EXERCISE PROMPT => Below are records; how many of their lines contain "date"? Answer with only the number.

GIVEN RECORDS =>
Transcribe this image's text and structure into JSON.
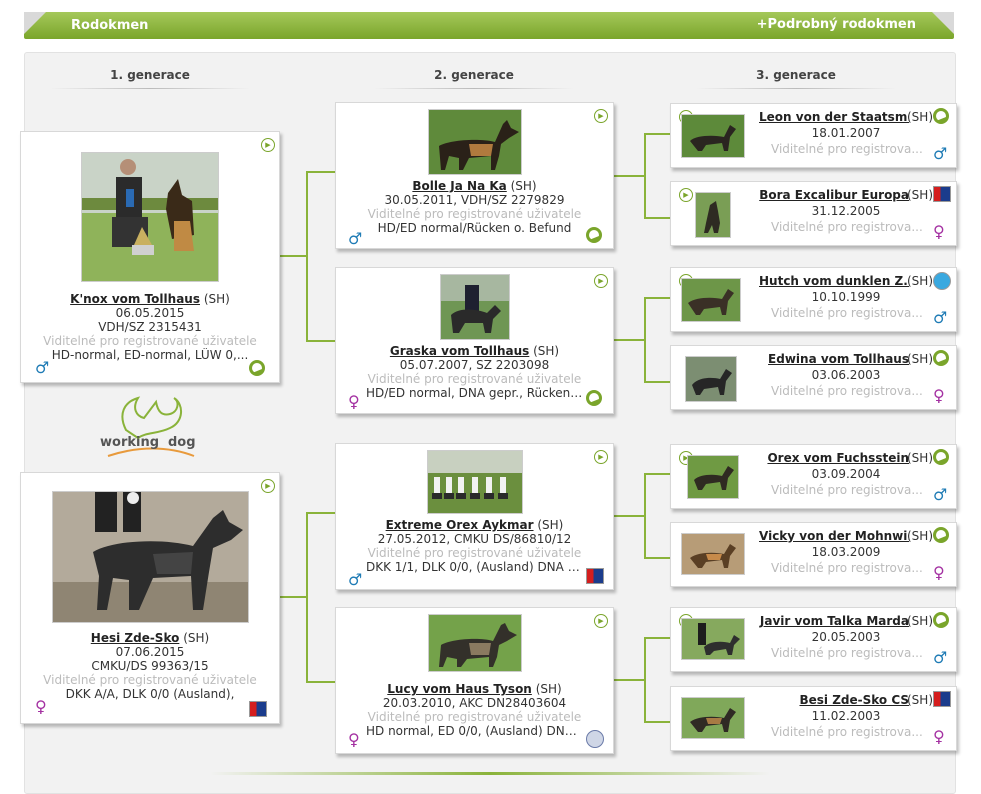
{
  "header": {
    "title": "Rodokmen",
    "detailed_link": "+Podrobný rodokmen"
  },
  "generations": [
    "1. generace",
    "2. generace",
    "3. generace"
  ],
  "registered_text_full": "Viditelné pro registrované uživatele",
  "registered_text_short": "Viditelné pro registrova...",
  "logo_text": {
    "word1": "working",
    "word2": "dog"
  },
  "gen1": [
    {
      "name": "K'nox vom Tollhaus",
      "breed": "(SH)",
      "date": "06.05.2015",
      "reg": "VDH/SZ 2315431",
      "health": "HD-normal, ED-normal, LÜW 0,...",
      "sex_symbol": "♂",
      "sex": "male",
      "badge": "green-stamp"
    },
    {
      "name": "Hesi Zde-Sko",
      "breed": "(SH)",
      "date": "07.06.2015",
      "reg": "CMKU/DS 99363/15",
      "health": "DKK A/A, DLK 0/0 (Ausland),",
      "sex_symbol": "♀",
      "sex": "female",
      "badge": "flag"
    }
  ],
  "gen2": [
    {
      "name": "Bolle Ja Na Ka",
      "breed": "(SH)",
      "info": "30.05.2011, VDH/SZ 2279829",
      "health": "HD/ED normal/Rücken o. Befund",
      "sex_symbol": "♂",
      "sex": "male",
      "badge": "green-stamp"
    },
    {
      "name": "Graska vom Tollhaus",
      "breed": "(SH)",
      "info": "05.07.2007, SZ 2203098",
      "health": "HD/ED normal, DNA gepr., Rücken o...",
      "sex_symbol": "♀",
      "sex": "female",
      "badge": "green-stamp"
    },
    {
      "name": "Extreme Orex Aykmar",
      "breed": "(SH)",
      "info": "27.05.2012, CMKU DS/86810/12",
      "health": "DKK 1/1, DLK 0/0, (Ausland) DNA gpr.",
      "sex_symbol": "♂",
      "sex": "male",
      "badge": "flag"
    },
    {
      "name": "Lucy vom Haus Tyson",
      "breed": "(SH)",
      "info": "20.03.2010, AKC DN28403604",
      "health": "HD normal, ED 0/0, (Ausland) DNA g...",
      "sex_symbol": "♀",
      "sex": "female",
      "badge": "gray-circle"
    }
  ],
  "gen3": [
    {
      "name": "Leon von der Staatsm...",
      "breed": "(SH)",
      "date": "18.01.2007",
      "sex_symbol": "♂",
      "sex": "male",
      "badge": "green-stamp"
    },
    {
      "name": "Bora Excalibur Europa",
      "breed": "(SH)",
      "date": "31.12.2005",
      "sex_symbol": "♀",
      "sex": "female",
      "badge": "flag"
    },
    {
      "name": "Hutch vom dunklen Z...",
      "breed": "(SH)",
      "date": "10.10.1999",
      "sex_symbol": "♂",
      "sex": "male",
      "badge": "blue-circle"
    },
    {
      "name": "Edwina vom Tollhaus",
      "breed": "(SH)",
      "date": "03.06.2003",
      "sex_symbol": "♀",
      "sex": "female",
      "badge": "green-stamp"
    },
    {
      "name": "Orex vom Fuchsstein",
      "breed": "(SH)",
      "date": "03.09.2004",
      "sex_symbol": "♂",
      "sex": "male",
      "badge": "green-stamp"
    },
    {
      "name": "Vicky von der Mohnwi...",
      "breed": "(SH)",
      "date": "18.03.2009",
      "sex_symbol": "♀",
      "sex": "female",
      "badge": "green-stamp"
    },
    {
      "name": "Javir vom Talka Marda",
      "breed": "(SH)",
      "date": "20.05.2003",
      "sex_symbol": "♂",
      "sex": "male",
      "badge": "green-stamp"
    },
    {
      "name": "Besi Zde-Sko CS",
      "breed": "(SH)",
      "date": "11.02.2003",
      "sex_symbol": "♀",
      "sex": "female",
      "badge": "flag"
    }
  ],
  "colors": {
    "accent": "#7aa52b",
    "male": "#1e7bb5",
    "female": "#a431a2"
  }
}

SOLUTION BELOW => 10